1. Departmental Silos
Some obstacles that impede the integration of on-and-offline customer experiences are rooted organizational structures that fail to align personnel in a way that best meets customer needs. Departmental silos, for example, are ubiquitous. Typically, digital marketing, traditional marketing, e-commerce, customer support, fulfillment, and retail operations each handle a distinct slice of the customer journey.
A business may need to reimagine organizational structures and processes to enable discrete departments to present a united front.
2. Incomplete Information

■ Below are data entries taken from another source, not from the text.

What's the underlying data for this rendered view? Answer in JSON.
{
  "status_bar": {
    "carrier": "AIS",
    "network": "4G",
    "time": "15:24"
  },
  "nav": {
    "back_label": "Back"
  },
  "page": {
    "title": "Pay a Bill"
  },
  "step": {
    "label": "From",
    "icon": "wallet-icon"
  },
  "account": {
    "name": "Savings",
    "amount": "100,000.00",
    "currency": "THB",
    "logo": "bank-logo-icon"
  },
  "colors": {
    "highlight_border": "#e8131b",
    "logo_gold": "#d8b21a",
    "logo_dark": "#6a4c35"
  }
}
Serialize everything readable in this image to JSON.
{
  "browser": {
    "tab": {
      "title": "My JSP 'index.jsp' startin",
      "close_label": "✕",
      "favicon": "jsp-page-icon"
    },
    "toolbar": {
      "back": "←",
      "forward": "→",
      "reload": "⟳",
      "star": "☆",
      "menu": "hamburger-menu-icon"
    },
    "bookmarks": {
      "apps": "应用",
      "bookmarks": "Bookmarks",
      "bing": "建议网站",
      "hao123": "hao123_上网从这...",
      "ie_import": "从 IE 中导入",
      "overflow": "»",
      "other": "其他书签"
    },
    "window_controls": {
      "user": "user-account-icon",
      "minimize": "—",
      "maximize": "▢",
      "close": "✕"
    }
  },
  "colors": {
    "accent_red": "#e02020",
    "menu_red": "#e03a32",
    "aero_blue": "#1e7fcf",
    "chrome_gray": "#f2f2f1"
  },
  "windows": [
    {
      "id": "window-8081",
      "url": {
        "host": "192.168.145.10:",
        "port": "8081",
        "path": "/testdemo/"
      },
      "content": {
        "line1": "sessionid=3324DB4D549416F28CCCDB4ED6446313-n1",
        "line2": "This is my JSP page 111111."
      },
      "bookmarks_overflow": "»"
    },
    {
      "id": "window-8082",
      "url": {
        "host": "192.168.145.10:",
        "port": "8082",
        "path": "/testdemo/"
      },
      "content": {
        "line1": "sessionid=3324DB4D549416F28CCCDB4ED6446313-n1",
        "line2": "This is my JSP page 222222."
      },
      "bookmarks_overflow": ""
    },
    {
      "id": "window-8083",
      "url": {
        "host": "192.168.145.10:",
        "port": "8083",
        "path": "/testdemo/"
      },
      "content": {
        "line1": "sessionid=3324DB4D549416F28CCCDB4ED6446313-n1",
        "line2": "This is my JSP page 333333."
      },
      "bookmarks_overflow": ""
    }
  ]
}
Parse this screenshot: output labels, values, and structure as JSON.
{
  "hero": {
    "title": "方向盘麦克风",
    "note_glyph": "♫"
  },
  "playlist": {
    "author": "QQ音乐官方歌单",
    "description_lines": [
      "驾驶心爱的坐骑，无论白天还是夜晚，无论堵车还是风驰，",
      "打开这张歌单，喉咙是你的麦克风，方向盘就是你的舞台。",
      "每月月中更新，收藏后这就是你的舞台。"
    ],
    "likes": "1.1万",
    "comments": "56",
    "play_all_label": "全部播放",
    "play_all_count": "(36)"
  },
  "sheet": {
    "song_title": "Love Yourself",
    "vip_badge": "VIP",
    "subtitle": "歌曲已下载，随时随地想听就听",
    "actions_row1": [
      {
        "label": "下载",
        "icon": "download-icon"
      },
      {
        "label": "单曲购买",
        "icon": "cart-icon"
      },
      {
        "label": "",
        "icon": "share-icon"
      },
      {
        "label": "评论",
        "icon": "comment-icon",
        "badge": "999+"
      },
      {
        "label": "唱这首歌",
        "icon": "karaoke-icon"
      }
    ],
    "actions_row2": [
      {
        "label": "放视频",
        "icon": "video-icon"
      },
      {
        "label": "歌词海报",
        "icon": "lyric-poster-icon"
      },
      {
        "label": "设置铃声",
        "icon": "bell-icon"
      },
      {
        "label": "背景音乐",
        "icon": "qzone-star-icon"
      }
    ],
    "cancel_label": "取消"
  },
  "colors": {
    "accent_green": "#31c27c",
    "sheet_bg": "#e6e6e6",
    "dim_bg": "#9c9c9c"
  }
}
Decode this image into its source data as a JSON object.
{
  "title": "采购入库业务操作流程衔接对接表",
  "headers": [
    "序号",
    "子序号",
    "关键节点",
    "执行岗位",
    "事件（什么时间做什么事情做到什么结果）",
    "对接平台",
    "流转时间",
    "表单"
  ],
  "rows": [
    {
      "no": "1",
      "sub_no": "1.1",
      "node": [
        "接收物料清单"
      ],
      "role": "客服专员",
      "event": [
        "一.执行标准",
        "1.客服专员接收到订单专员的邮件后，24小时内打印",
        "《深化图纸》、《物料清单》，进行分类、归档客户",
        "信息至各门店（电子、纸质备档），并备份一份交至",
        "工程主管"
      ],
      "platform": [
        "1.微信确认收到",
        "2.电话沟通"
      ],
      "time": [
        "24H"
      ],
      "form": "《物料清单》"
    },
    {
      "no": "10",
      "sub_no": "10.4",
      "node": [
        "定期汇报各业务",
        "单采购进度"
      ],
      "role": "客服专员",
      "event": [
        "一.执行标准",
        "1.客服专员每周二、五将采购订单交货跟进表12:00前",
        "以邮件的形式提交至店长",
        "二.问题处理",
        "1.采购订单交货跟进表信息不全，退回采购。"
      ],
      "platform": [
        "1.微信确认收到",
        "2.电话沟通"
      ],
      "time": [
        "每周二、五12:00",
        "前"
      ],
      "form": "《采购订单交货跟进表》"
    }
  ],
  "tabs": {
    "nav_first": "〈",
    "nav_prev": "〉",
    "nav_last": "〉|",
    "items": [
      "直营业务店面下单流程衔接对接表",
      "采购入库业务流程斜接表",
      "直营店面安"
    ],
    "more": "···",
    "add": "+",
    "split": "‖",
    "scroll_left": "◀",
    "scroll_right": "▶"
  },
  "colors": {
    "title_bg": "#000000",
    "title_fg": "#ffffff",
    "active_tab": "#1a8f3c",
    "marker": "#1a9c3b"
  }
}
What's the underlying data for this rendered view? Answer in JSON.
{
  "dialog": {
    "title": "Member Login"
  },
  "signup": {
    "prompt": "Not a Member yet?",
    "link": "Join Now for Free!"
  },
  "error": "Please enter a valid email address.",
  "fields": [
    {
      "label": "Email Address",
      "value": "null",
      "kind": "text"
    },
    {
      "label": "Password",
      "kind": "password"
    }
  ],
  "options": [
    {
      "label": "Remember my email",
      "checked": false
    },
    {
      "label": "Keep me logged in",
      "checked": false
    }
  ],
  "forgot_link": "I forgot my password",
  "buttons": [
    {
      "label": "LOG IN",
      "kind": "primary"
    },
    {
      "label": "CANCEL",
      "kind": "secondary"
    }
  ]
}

Due to incomplete or fragmented data related to customer touchpoints, some puzzle pieces needed to provide a complete view may be missing. Also, because companies might not control the whole customer journey, it can be difficult to compile the necessary data. For instance, a paint manufacturer does not manage the contractors who have substantial influence over the paint purchases of consumers.
3. Multifaceted Technological Issues
There are no easy answers to the technology questions associated with creating a seamless customer experience.
This large number of martech options leads to virtually endless permutations of technology combinations available to enhance the customer experience. Because there is no one-size-fits-all solution, businesses must strategically sort through their alternatives and let their customers’ needs and business priorities drive their decisions.
Adding another layer of technological complexity, business leaders must decide which data they need to capture and harness to execute a new initiative and how to ensure its integrity and security. Required data may not be available in real-time because legacy solutions often were neither designed to provide this nor to communicate with other systems. Customers still expect instantaneous responses, however, so preparing and integrating technology is crucial for delivering expectation-shattering CX.
4. Corner Office Support
Success in weaving together online and offline channels to enhance the customer experience is contingent on having a commitment to the initiative from the board of directors and the chief executive officer. This buy-in is crucial to:
- Use resources from across the organization
- Make a substantial investment in technology
- Reconfigure how the company measures performance
- Align and manage the expectations of financial stakeholders
Alongside these challenges, the organization must continue to run day-to-day operations. Thus, to gain the support of the powers that be, customer experience champions must convince them that the expected short and long-term return on investment (ROI) is in line with organizational goals.
Once you’ve broken down silos, gathered and integrated data, and secured executive buy-in, you’re ready to start innovating industry-disrupting CX solutions.
Learn how to get started by downloading our step-by-step guide to creating engaging omni-channel customer experiences.